Any time in the future, the President may issue a proclamation that nullifies President’s Rule. A declaration of revocation does not require approval from the Parliament. A political party’s leader can formally declare his intention to form the state government by submitting letters attesting to the assembly’s majority support for him. Additionally, the President’s Rule was subject to a number of restrictions for more than a year as a result of the 44th Amendment to the Constitution of 1978.
According to the amendment, the president’s rule in a region can only is extended after a year if India is experiencing a national emergency and the election commission of India declares that it is necessary due to difficulties in holding assembly elections in the area.
President’s Rule Criticism
There are many issues with how President’s Rule was implemented in different periods. Sometimes the circumstances really called for it. But other times, even though that particular party held a majority in the Legislative Assembly, President’s Rule was implemented merely for political reasons to overthrow the government formed by a party other than the one at the Centre.

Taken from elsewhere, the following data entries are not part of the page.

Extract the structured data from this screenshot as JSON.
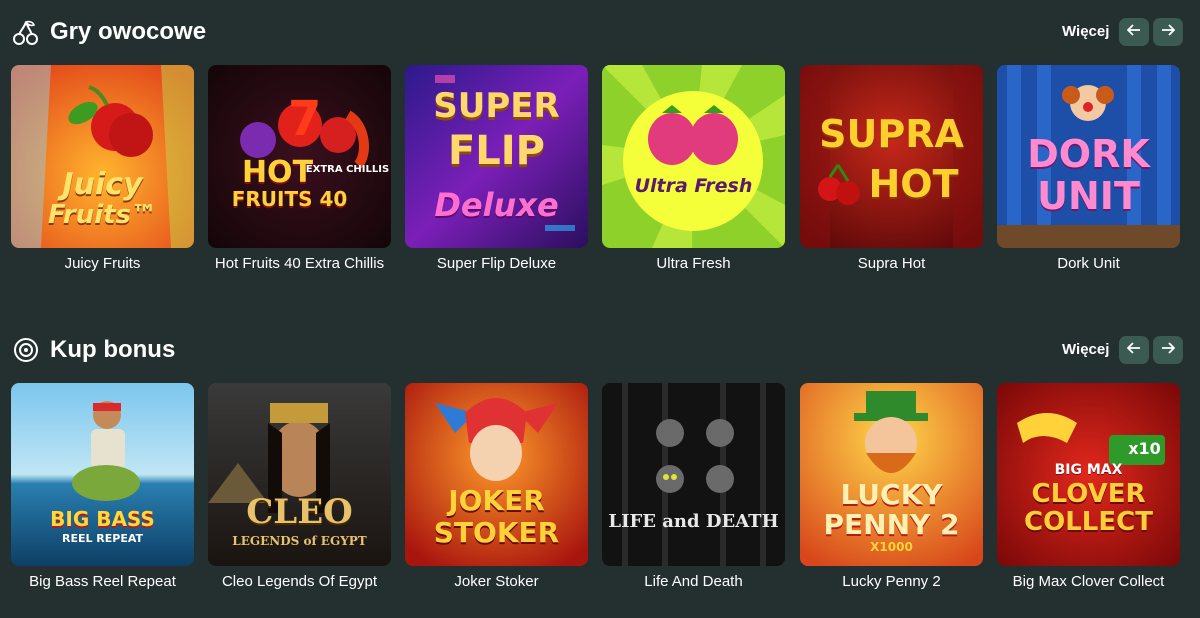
{
  "sections": [
    {
      "title": "Gry owocowe",
      "icon": "cherry-icon",
      "more_label": "Więcej",
      "games": [
        {
          "title": "Juicy Fruits",
          "art_lines": [
            "Juicy",
            "Fruits™"
          ]
        },
        {
          "title": "Hot Fruits 40 Extra Chillis",
          "art_lines": [
            "HOT",
            "FRUITS 40",
            "EXTRA CHILLIS"
          ]
        },
        {
          "title": "Super Flip Deluxe",
          "art_lines": [
            "SUPER",
            "FLIP",
            "Deluxe"
          ]
        },
        {
          "title": "Ultra Fresh",
          "art_lines": [
            "Ultra Fresh"
          ]
        },
        {
          "title": "Supra Hot",
          "art_lines": [
            "SUPRA",
            "HOT"
          ]
        },
        {
          "title": "Dork Unit",
          "art_lines": [
            "DORK",
            "UNIT"
          ]
        }
      ]
    },
    {
      "title": "Kup bonus",
      "icon": "target-coin-icon",
      "more_label": "Więcej",
      "games": [
        {
          "title": "Big Bass Reel Repeat",
          "art_lines": [
            "BIG BASS",
            "REEL REPEAT"
          ]
        },
        {
          "title": "Cleo Legends Of Egypt",
          "art_lines": [
            "CLEO",
            "LEGENDS of EGYPT"
          ]
        },
        {
          "title": "Joker Stoker",
          "art_lines": [
            "JOKER",
            "STOKER"
          ]
        },
        {
          "title": "Life And Death",
          "art_lines": [
            "LIFE and DEATH"
          ]
        },
        {
          "title": "Lucky Penny 2",
          "art_lines": [
            "LUCKY",
            "PENNY 2",
            "X1000"
          ]
        },
        {
          "title": "Big Max Clover Collect",
          "art_lines": [
            "BIG MAX",
            "CLOVER",
            "COLLECT",
            "x10"
          ]
        }
      ]
    }
  ],
  "colors": {
    "background": "#243030",
    "nav_button": "#3a5a52",
    "text": "#ffffff"
  }
}
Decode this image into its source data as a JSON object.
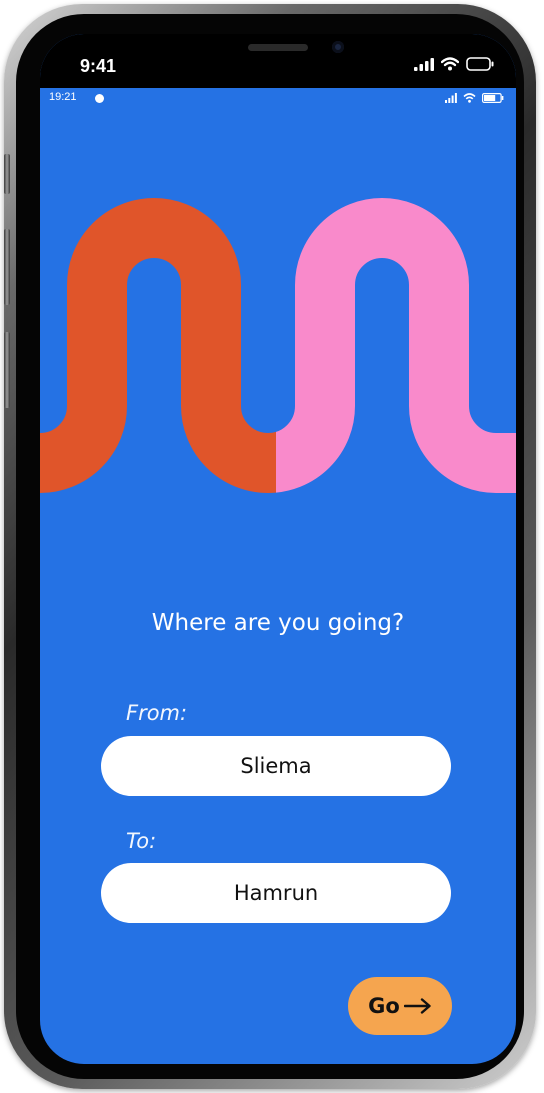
{
  "ios_status": {
    "time": "9:41",
    "signal_icon": "signal-bars-icon",
    "wifi_icon": "wifi-icon",
    "battery_icon": "battery-icon"
  },
  "app_status": {
    "time": "19:21",
    "notification_icon": "notification-dot-icon",
    "signal_icon": "signal-bars-icon",
    "wifi_icon": "wifi-icon",
    "battery_icon": "battery-icon",
    "battery_level": 0.7
  },
  "hero": {
    "shape_icon": "wave-path-icon",
    "colors": {
      "left": "#E0552A",
      "right": "#F98ACB",
      "background": "#2572E4"
    }
  },
  "main": {
    "question": "Where are you going?",
    "from": {
      "label": "From:",
      "value": "Sliema"
    },
    "to": {
      "label": "To:",
      "value": "Hamrun"
    },
    "go_button": {
      "label": "Go",
      "icon": "arrow-right-icon",
      "color": "#F5A54F"
    }
  }
}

Due to the Union Government’s partisan thinking, for which Article 356 has been manifestly misapplied, assemblies have been suspended or dissolved and other political parties have not been given the opportunity to establish administrations in states.
President’s Rule UPSC
The possibility of abuse of power exists even if Article 356 is modified while taking into account every suggestion made by the Sarkaria Commission, as the success of any law depends on how well it is implemented. Therefore, when choosing a President’s Rule, a strict interpretation of Article 356 can only be expected to maintain the spirit of “co-federation,” and the union administration should refrain from abusing this power for personal political gain. Students can read all the details related to UPSC by visiting the official website of StudyIQ UPSC Online Coaching.